=== Brief ===
Which lines in the data below contain the word "title"? Pull each of them out.

=== Excerpted records ===
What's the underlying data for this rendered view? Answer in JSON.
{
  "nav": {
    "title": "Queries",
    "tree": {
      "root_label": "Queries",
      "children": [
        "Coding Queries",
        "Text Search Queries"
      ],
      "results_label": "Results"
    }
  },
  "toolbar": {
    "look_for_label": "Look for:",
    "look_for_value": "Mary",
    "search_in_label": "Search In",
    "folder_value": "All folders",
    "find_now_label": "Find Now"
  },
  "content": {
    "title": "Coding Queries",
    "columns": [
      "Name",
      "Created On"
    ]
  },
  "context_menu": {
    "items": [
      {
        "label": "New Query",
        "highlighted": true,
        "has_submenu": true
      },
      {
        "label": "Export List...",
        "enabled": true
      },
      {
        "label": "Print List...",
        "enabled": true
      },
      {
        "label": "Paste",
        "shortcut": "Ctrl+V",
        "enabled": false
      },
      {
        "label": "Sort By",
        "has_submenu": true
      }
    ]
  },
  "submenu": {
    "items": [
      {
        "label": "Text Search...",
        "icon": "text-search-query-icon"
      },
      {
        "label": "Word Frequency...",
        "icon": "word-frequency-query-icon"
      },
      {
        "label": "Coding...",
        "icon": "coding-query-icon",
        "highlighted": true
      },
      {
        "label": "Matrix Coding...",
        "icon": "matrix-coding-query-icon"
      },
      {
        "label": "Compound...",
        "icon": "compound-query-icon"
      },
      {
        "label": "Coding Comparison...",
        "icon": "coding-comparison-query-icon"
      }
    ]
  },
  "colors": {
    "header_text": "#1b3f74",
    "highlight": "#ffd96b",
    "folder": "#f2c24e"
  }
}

=== Worked solution ===
    "title": "Queries",
    "title": "Coding Queries",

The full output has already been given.